the language we were born into,

the last silent word at our death.

 

It is the poetry of call and response:

inhaling news of the world,

exhaling delight and despair,

inhaling stories of life and death,

exhaling our own narratives

in sound no more than a whisper.

 

With each breath we take

life is poured into every cell,

announcing our presence

without ever saying a word.

 

 

 

Little Summer Poem Touching the Subject of Faith by Mary Oliver

Every summer
I listen and look
under the sun’s brass and even
into the moonlight, but I can’t hear

anything, I can’t see anything —
not the pale roots digging down, nor the green
stalks muscling up,
nor the leaves
deepening their damp pleats,

nor the tassels making,
nor the shucks, nor the cobs.
And still,
every day,

the leafy fields
grow taller and thicker —
green gowns lofting up in the night,
showered with silk.

And so, every summer,
I fail as a witness, seeing nothing —
I am deaf too
to the tick of the leaves,

the tapping of downwardness from the banyan feet —
all of it
happening
beyond any seeable proof, or hearable hum.

And, therefore, let the immeasurable come.
Let the unknowable touch the buckle of my spine.
Let the wind turn in the trees,
and the mystery hidden in the dirt

swing through the air.
How could I look at anything in this world
and tremble, and grip my hands over my heart?
What should I fear?

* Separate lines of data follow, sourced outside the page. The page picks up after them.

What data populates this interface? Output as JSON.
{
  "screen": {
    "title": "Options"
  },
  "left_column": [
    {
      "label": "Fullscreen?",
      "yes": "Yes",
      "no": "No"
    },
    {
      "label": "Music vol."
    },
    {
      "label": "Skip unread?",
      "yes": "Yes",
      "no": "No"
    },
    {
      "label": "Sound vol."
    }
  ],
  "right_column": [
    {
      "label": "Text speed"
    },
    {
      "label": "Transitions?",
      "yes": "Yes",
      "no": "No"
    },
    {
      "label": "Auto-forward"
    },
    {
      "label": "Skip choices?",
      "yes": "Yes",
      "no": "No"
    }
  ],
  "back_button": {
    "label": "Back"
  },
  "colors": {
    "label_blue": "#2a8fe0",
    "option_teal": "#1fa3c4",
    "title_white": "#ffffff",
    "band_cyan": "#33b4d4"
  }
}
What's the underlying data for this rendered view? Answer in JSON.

One morning
in the leafy green ocean
the honeycomb of the corn’s beautiful body
is sure to be there.

Little Summer Poem

One last summer poem in these last precious days of our shortest season, one that speaks of the unseeable, unhearable evidence of faith. And so, every summer, / I fail as a witness says Mary Oliver, to all that is happening all around, all of it / happening / beyond any seeable proof, or hearable hum. Though in truth, she is one of the finest witnesses of the natural world to write of it.

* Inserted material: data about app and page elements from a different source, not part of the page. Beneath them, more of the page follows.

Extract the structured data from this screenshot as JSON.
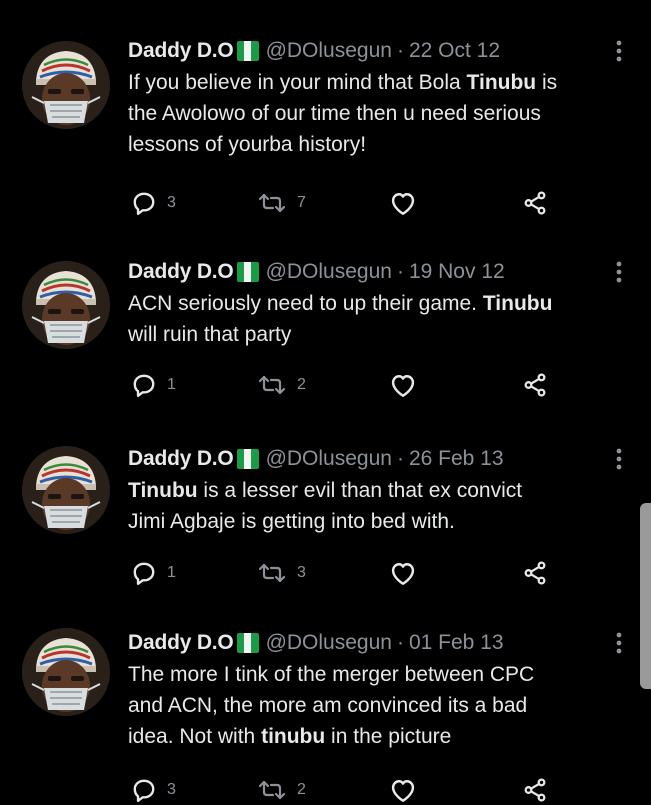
{
  "tweets": [
    {
      "name": "Daddy D.O",
      "flag": "nigeria-flag",
      "handle": "@DOlusegun",
      "separator": "·",
      "date": "22 Oct 12",
      "lines": [
        [
          {
            "t": "If you believe in your mind that Bola "
          },
          {
            "t": "Tinubu",
            "b": true
          },
          {
            "t": " is"
          }
        ],
        [
          {
            "t": "the Awolowo of our time then u need serious"
          }
        ],
        [
          {
            "t": "lessons of yourba history!"
          }
        ]
      ],
      "replies": "3",
      "retweets": "7"
    },
    {
      "name": "Daddy D.O",
      "flag": "nigeria-flag",
      "handle": "@DOlusegun",
      "separator": "·",
      "date": "19 Nov 12",
      "lines": [
        [
          {
            "t": "ACN seriously need to up their game. "
          },
          {
            "t": "Tinubu",
            "b": true
          }
        ],
        [
          {
            "t": "will ruin that party"
          }
        ]
      ],
      "replies": "1",
      "retweets": "2"
    },
    {
      "name": "Daddy D.O",
      "flag": "nigeria-flag",
      "handle": "@DOlusegun",
      "separator": "·",
      "date": "26 Feb 13",
      "lines": [
        [
          {
            "t": "Tinubu",
            "b": true
          },
          {
            "t": " is a lesser evil than that ex convict"
          }
        ],
        [
          {
            "t": "Jimi Agbaje is getting into bed with."
          }
        ]
      ],
      "replies": "1",
      "retweets": "3"
    },
    {
      "name": "Daddy D.O",
      "flag": "nigeria-flag",
      "handle": "@DOlusegun",
      "separator": "·",
      "date": "01 Feb 13",
      "lines": [
        [
          {
            "t": "The more I tink of the merger between CPC"
          }
        ],
        [
          {
            "t": "and ACN, the more am convinced its a bad"
          }
        ],
        [
          {
            "t": "idea. Not with "
          },
          {
            "t": "tinubu",
            "b": true
          },
          {
            "t": " in the picture"
          }
        ]
      ],
      "replies": "3",
      "retweets": "2"
    }
  ],
  "icons": {
    "reply": "reply-icon",
    "retweet": "retweet-icon",
    "like": "heart-icon",
    "share": "share-icon",
    "more": "more-vertical-icon"
  },
  "colors": {
    "background": "#000000",
    "text": "#e7e9ea",
    "muted": "#8b9299",
    "flag_green": "#1a9b48",
    "flag_white": "#f4f4f4"
  }
}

Despite not seeing, not hearing the persistent growth, she tells us that still, / every day, / the leafy fields / grow taller and thicker. And isn’t it so? Look around at the leafy green ocean that summer has produced, the honeycomb of the corn’s beautiful body.

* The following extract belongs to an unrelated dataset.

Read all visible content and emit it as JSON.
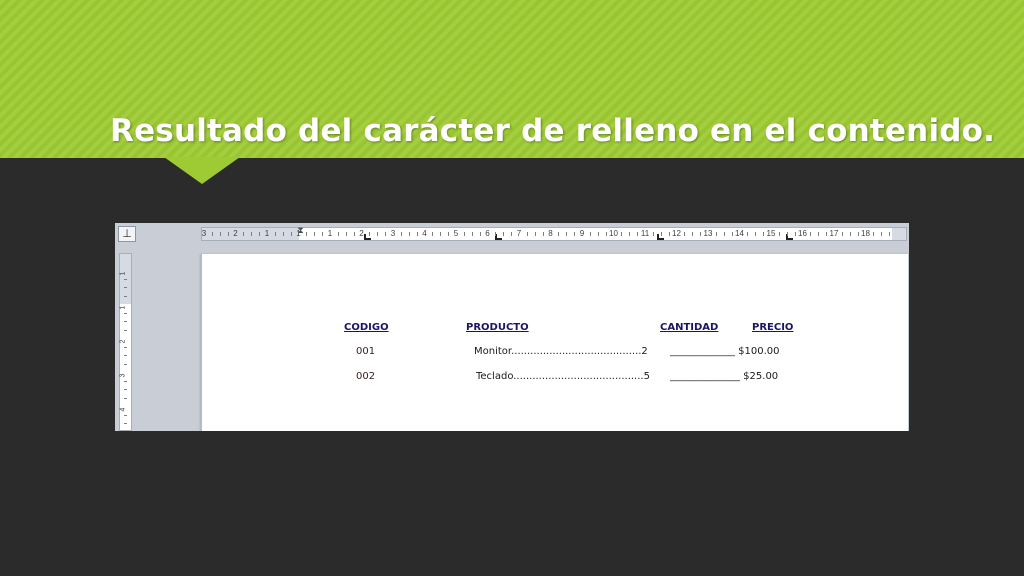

She invites the immeasurable, the unknowable, the mystery hidden in the dirt, for us to contemplate. In her inimitable style, she asks How could I look at anything in this world /
and tremble, and grip my hands over my heart? /What should I fear? She speaks of faith in what we cannot see or hear without naming it while showing us in her words what faith can look like.

May this little summer poem touch your heart and show you what faith you need in this moment.

 

From Blossoms by Li-Young Lee

From blossoms comes
this brown paper bag of peaches
we bought from the boy
at the bend in the road where we turned toward
signs painted Peaches.
From laden boughs, from hands,
from sweet fellowship in the bins,
comes nectar at the roadside, succulent
peaches we devour, dusty skin and all,
comes the familiar dust of summer, dust we eat.
O, to take what we love inside,
to carry within us an orchard, to eat
not only the skin, but the shade,
not only the sugar, but the days, to hold
the fruit in our hands, adore it, then bite into
the round jubilance of peach.
There are days we live
as if death were nowhere
in the background; from joy
to joy to joy, from wing to wing,
from blossom to blossom to
impossible blossom, to sweet impossible blossom.
Already last month I was thinking of this poem, as I do every year as the peaches begin to ripen. I remember this brown paper bag of peaches purchased last summer at a local farmers’ market, even though they are not quite local but come from Niagara.
The poet takes us from the picking of this fruit to devouring, dusty skin and all …dust of summer, dust we eat. Can’t you just feel the soft warm fuzz of a peach in your hand? It really is a sweet dust, a taste of summer, of August.
Then it becomes like a prayer or a hymn, O, to take what we love inside, eating the shade, the sugar, the days, a communion with summer. This is no ordinary food as we taste the round jubilance of peach. I cannot eat a peach anymore without thinking of that phrase, the joyfulness of the experience in a taste. I have tasted peaches like that.
He reminds us that we live as if life will go on forever, as if death were nowhere / in the background. We will not always be here to swoon over peaches but we can live in the moment, from joy to wing to blossom, to sweet impossible blossom.